As I wrote earlier, Andrew Bird is one of my favorite musicians and I finally got the chance to see him live. He never made it to Boston for the tour after his 2007 album Armchair Apocrypha. In December 2007 he played at Lupo's in Providence which is just a short train ride from the Ruggles station in Boston. Tickets weren't sold out and I really wanted to go but it was a school night and I decided that writing a paper for my philosophy class was probably the wiser choice. On Friday Bird apologized to the Boston crowd for not having played a show here in a few years and told us that it wouldn't happen again.
The night started off for me at TCs Lounge with McKenna, Kevin and Katy. I had wanted to see the opening band Loney, Dear but the four of us hadn't sat down together in a while and we ended up drinking beer through the first set. Shortly after getting a second beer two plain-clothes police officers walked up to the table, showed us their badges and asked for our IDs. Boston has notoriously strict drinking laws but I had never experienced this before. A friend told me that TCs used to be the place to go when you were underage so my guess is that the bar got in trouble before and now gets surprise visits by BPD.

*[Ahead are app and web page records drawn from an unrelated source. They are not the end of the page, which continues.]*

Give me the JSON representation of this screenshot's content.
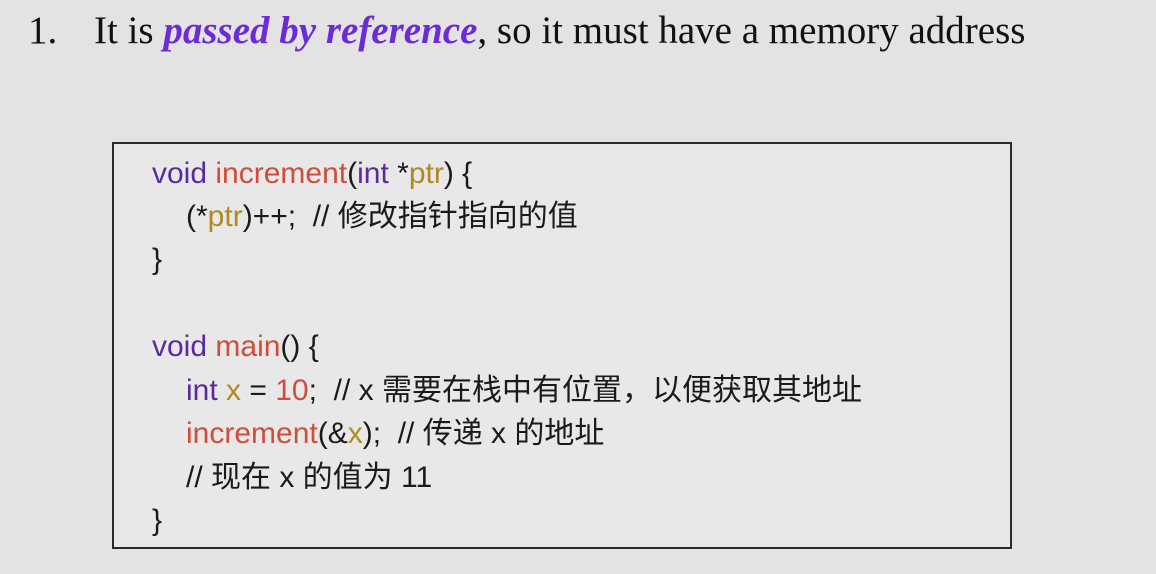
{
  "heading": {
    "number": "1.",
    "before": "It is ",
    "emphasis": "passed by reference",
    "after": ", so it must have a memory address"
  },
  "code": {
    "l1": {
      "kw": "void",
      "sp": " ",
      "fn": "increment",
      "p1": "(",
      "kw2": "int",
      "p2": " *",
      "var": "ptr",
      "p3": ") {"
    },
    "l2": {
      "p1": "(*",
      "var": "ptr",
      "p2": ")++;  // 修改指针指向的值"
    },
    "l3": {
      "p1": "}"
    },
    "l5": {
      "kw": "void",
      "sp": " ",
      "fn": "main",
      "p1": "() {"
    },
    "l6": {
      "kw": "int",
      "sp": " ",
      "var": "x",
      "p1": " = ",
      "num": "10",
      "p2": ";  // x 需要在栈中有位置，以便获取其地址"
    },
    "l7": {
      "fn": "increment",
      "p1": "(&",
      "var": "x",
      "p2": ");  // 传递 x 的地址"
    },
    "l8": {
      "p1": "// 现在 x 的值为 11"
    },
    "l9": {
      "p1": "}"
    }
  },
  "colors": {
    "keyword": "#5b2a9e",
    "function": "#cf4d3a",
    "variable": "#b08a1e",
    "number": "#cf4d3a",
    "emphasis": "#6c2bd9"
  }
}
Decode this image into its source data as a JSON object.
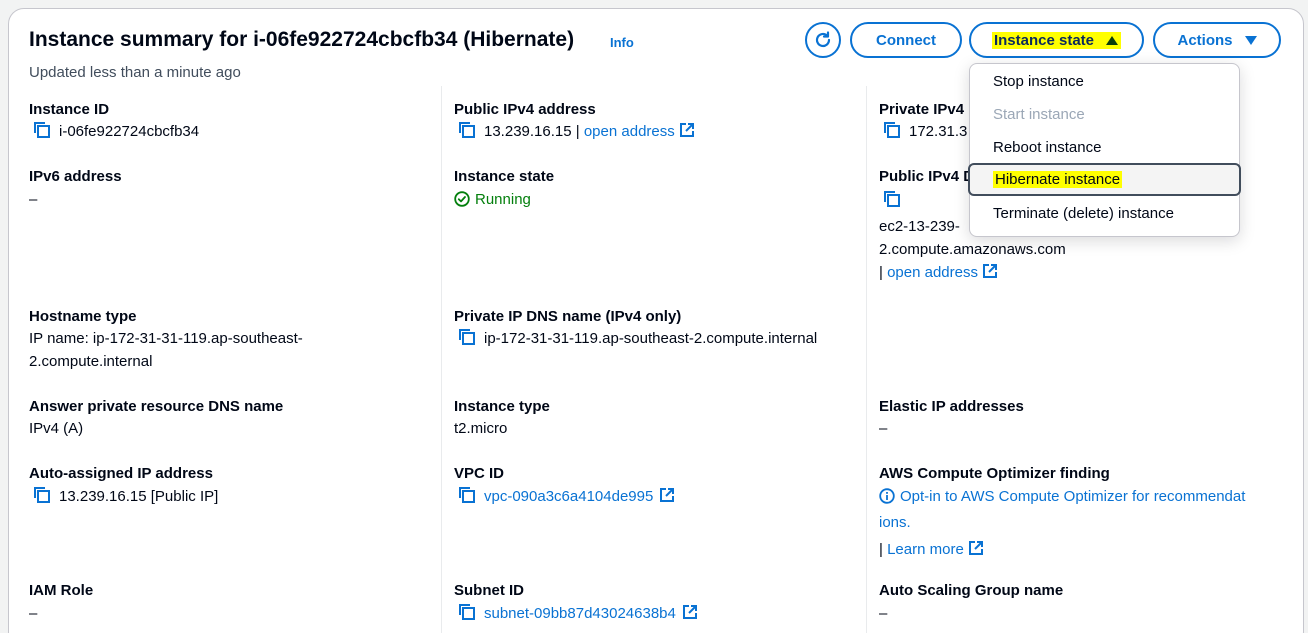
{
  "header": {
    "title": "Instance summary for i-06fe922724cbcfb34 (Hibernate)",
    "info": "Info",
    "subtitle": "Updated less than a minute ago",
    "connect": "Connect",
    "instance_state": "Instance state",
    "actions": "Actions"
  },
  "menu": {
    "stop": "Stop instance",
    "start": "Start instance",
    "reboot": "Reboot instance",
    "hibernate": "Hibernate instance",
    "terminate": "Terminate (delete) instance"
  },
  "col1": {
    "instance_id_label": "Instance ID",
    "instance_id": "i-06fe922724cbcfb34",
    "ipv6_label": "IPv6 address",
    "ipv6": "–",
    "hostname_label": "Hostname type",
    "hostname_line1": "IP name: ip-172-31-31-119.ap-southeast-",
    "hostname_line2": "2.compute.internal",
    "answer_dns_label": "Answer private resource DNS name",
    "answer_dns": "IPv4 (A)",
    "auto_ip_label": "Auto-assigned IP address",
    "auto_ip": "13.239.16.15 [Public IP]",
    "iam_label": "IAM Role",
    "iam": "–"
  },
  "col2": {
    "public_ipv4_label": "Public IPv4 address",
    "public_ipv4": "13.239.16.15",
    "sep": "|",
    "open_address": "open address",
    "state_label": "Instance state",
    "state": "Running",
    "private_dns_label": "Private IP DNS name (IPv4 only)",
    "private_dns": "ip-172-31-31-119.ap-southeast-2.compute.internal",
    "type_label": "Instance type",
    "type": "t2.micro",
    "vpc_label": "VPC ID",
    "vpc": "vpc-090a3c6a4104de995",
    "subnet_label": "Subnet ID",
    "subnet": "subnet-09bb87d43024638b4"
  },
  "col3": {
    "private_ipv4_label": "Private IPv4",
    "private_ipv4": "172.31.3",
    "public_dns_label": "Public IPv4 D",
    "public_dns_line1": "ec2-13-239-",
    "public_dns_line2": "2.compute.amazonaws.com",
    "sep": "|",
    "open_address": "open address",
    "elastic_label": "Elastic IP addresses",
    "elastic": "–",
    "optimizer_label": "AWS Compute Optimizer finding",
    "optimizer_line1": "Opt-in to AWS Compute Optimizer for recommendat",
    "optimizer_line2": "ions.",
    "learn_more": "Learn more",
    "asg_label": "Auto Scaling Group name",
    "asg": "–"
  },
  "colors": {
    "link": "#0972d3",
    "success": "#037f0c",
    "highlight": "#ffff00"
  }
}
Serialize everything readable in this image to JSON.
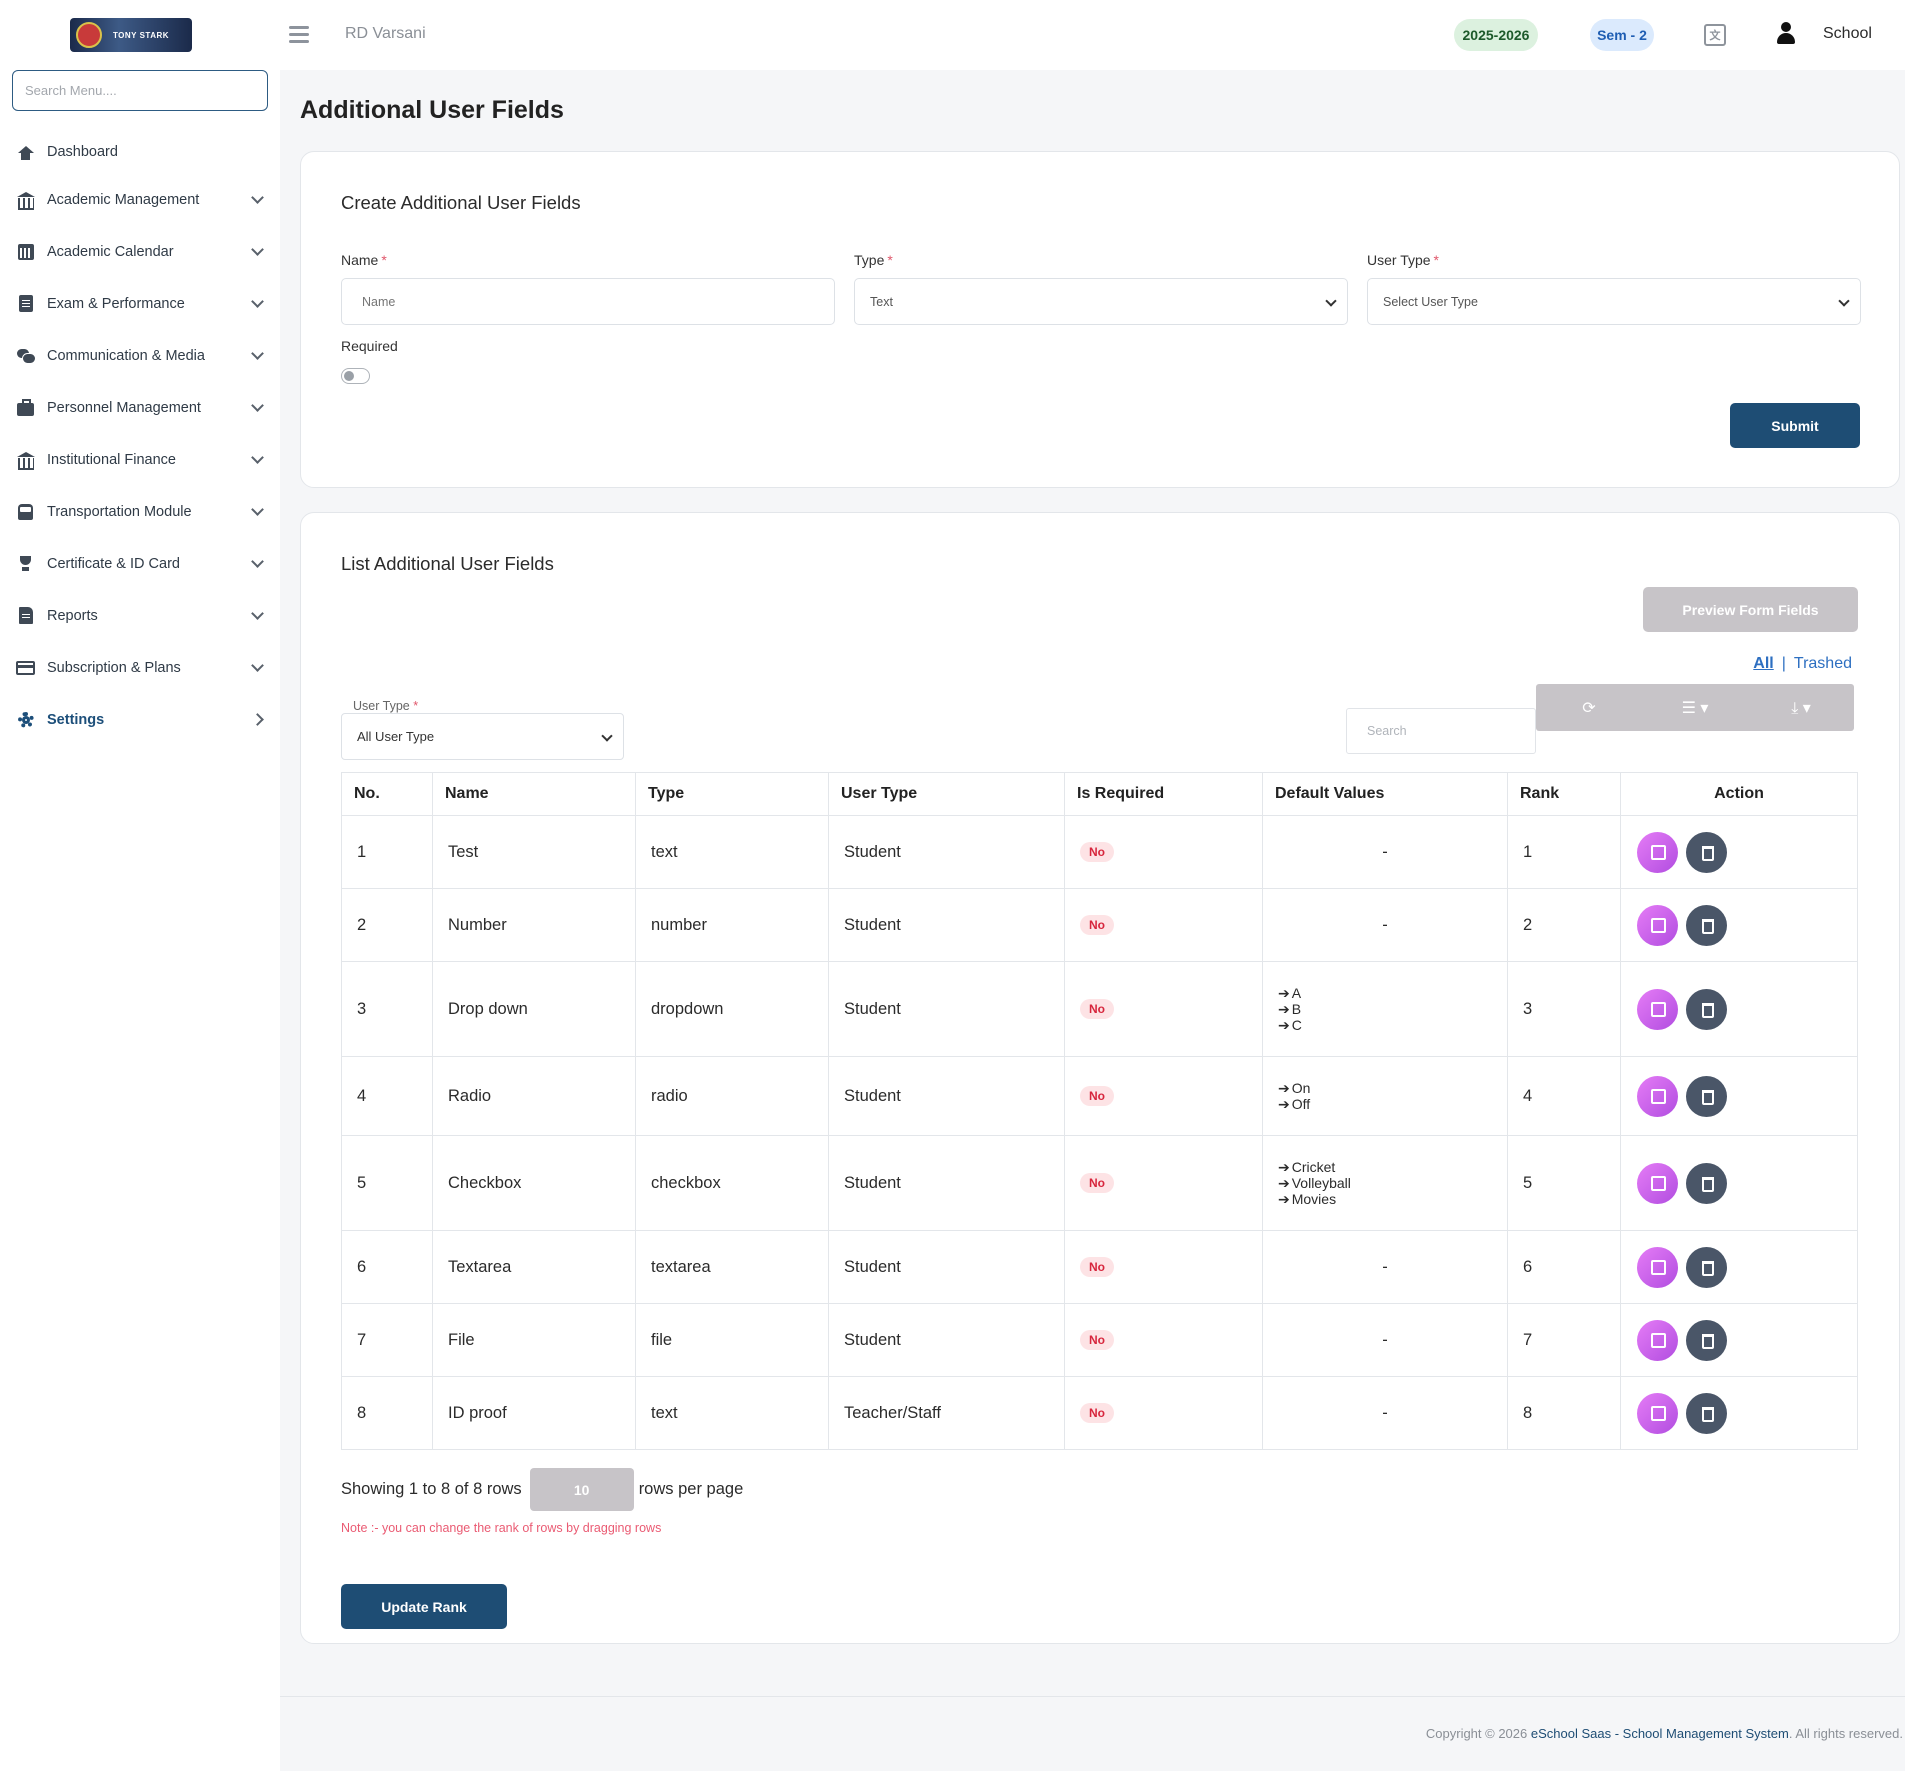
{
  "header": {
    "school_name": "RD Varsani",
    "session": "2025-2026",
    "semester": "Sem - 2",
    "user_label": "School",
    "logo_text": "TONY STARK"
  },
  "sidebar": {
    "search_placeholder": "Search Menu....",
    "items": [
      {
        "label": "Dashboard",
        "icon": "home-icon"
      },
      {
        "label": "Academic Management",
        "icon": "bank-icon"
      },
      {
        "label": "Academic Calendar",
        "icon": "calendar-icon"
      },
      {
        "label": "Exam & Performance",
        "icon": "document-icon"
      },
      {
        "label": "Communication & Media",
        "icon": "chat-icon"
      },
      {
        "label": "Personnel Management",
        "icon": "briefcase-icon"
      },
      {
        "label": "Institutional Finance",
        "icon": "bank-icon"
      },
      {
        "label": "Transportation Module",
        "icon": "bus-icon"
      },
      {
        "label": "Certificate & ID Card",
        "icon": "trophy-icon"
      },
      {
        "label": "Reports",
        "icon": "file-icon"
      },
      {
        "label": "Subscription & Plans",
        "icon": "credit-card-icon"
      },
      {
        "label": "Settings",
        "icon": "gear-icon"
      }
    ]
  },
  "page": {
    "title": "Additional User Fields"
  },
  "create_form": {
    "title": "Create Additional User Fields",
    "name_label": "Name",
    "name_placeholder": "Name",
    "type_label": "Type",
    "type_value": "Text",
    "user_type_label": "User Type",
    "user_type_value": "Select User Type",
    "required_label": "Required",
    "required_on": false,
    "submit_label": "Submit",
    "required_marker": "*"
  },
  "list": {
    "title": "List Additional User Fields",
    "preview_button": "Preview Form Fields",
    "filter_all": "All",
    "filter_sep": "|",
    "filter_trashed": "Trashed",
    "user_type_filter_label": "User Type",
    "user_type_filter_value": "All User Type",
    "search_placeholder": "Search",
    "columns": [
      "No.",
      "Name",
      "Type",
      "User Type",
      "Is Required",
      "Default Values",
      "Rank",
      "Action"
    ],
    "rows": [
      {
        "no": "1",
        "name": "Test",
        "type": "text",
        "user_type": "Student",
        "required": "No",
        "defaults": [],
        "rank": "1"
      },
      {
        "no": "2",
        "name": "Number",
        "type": "number",
        "user_type": "Student",
        "required": "No",
        "defaults": [],
        "rank": "2"
      },
      {
        "no": "3",
        "name": "Drop down",
        "type": "dropdown",
        "user_type": "Student",
        "required": "No",
        "defaults": [
          "A",
          "B",
          "C"
        ],
        "rank": "3"
      },
      {
        "no": "4",
        "name": "Radio",
        "type": "radio",
        "user_type": "Student",
        "required": "No",
        "defaults": [
          "On",
          "Off"
        ],
        "rank": "4"
      },
      {
        "no": "5",
        "name": "Checkbox",
        "type": "checkbox",
        "user_type": "Student",
        "required": "No",
        "defaults": [
          "Cricket",
          "Volleyball",
          "Movies"
        ],
        "rank": "5"
      },
      {
        "no": "6",
        "name": "Textarea",
        "type": "textarea",
        "user_type": "Student",
        "required": "No",
        "defaults": [],
        "rank": "6"
      },
      {
        "no": "7",
        "name": "File",
        "type": "file",
        "user_type": "Student",
        "required": "No",
        "defaults": [],
        "rank": "7"
      },
      {
        "no": "8",
        "name": "ID proof",
        "type": "text",
        "user_type": "Teacher/Staff",
        "required": "No",
        "defaults": [],
        "rank": "8"
      }
    ],
    "empty_default": "-",
    "showing_text": "Showing 1 to 8 of 8 rows",
    "page_size": "10",
    "rows_per_page_text": "rows per page",
    "note": "Note :- you can change the rank of rows by dragging rows",
    "update_rank_button": "Update Rank"
  },
  "footer": {
    "prefix": "Copyright © 2026 ",
    "brand": "eSchool Saas - School Management System",
    "suffix": ". All rights reserved."
  },
  "colors": {
    "primary": "#1e4d74",
    "edit_button": "#c45be8",
    "delete_button": "#4a5668",
    "badge_no_bg": "#fde3e5",
    "badge_no_text": "#d7263d"
  }
}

We got to the Orpheum just in time to grab a beer and head to our seats, right as Andrew Bird and his band started warming up on stage. The stage was set up with several enormous gramophones placed in different spots around the stage. As the band began to play the gramophones behind Andrew Bird started spinning. It made for a cool stage prop.
Bird played a lot of songs from his newest album, Noble Beast which had only just been released. I got to hear my two favorite songs from the album that I had mentioned in the last blog post. Surprisingly enough the song that seemed to impact me most was Oh No which he had written about for the New York Times. It was amazing to hear the song live as I thought back to how it evolved from a tune he whistled into the full band piece in front of us. I had a smile on my face for most of the song even though it's not one of my favorite tunes.
There were quite a few mistakes and technical snafus throughout the show. Bird uses looping pedals for certain songs, similar to what Howie Day uses. He'll tap the pedal to start recording, play a small piece on violin or guitar that can be looped and tap the pedal again to stop recording and play the loop. Bird messed up the piece he was supposed to loop once and had to stop and re-record it. At another point I think he failed to tap the pedal at the right moment and again had to stop the song and begin anew. His use of several different instruments throughout the show is really cool and shows how talented he is but also lead to problems. During one song he didn't switch from guitar to violin fast enough, leading to a momentary lull in the music. His band kept playing the same few bars until he got the violin out and began the solo. Bird apologized for these but seemed at ease with himself and the crowd cheered him on. If that had happened to me I would have been mortified but I guess that's why he's a famous musician and I am not. That and the fact that I can't really play any instruments other than trombone, which I haven't touched in years.
Bird talked to the crowd occasionally during the set and one thing he said stuck out in my mind so I quickly jotted it down. He had just made one of the mistakes I just mentioned and he began talking about the new album. "It's nice, kind, bubbly and refrained, because that's what it has to be. But when we play it live it's total mayhem." It wasn't mayhem but I liked his description of the new album in comparison to the last. He played a couple of songs from the older album including Plasticities. The first encore song was a really old song called Why which went back to the days before his solo career. I had predicted he would play Measuring Cups as an encore, which was one of the first songs that got me hooked on Andrew Bird but he didn't come through.
The show was a lot of fun although I was surprised that everyone remained seated through the performance. I realize that Andrew Bird isn't as rockin' as Vampire Weekend but I can't help but bob my head and tap my foot to the music. Even doing that I felt out of place as everyone around me was sitting still in their seats. Towards the end of the show two girls in the very front row stood up and started dancing and a few other people did the same but most remained seated until the encore. The only other show I've been to where everyone sat through the performance was Joanna Newsom. That made sense though; as beautiful as her music is, dancing to a harp might be a little weird.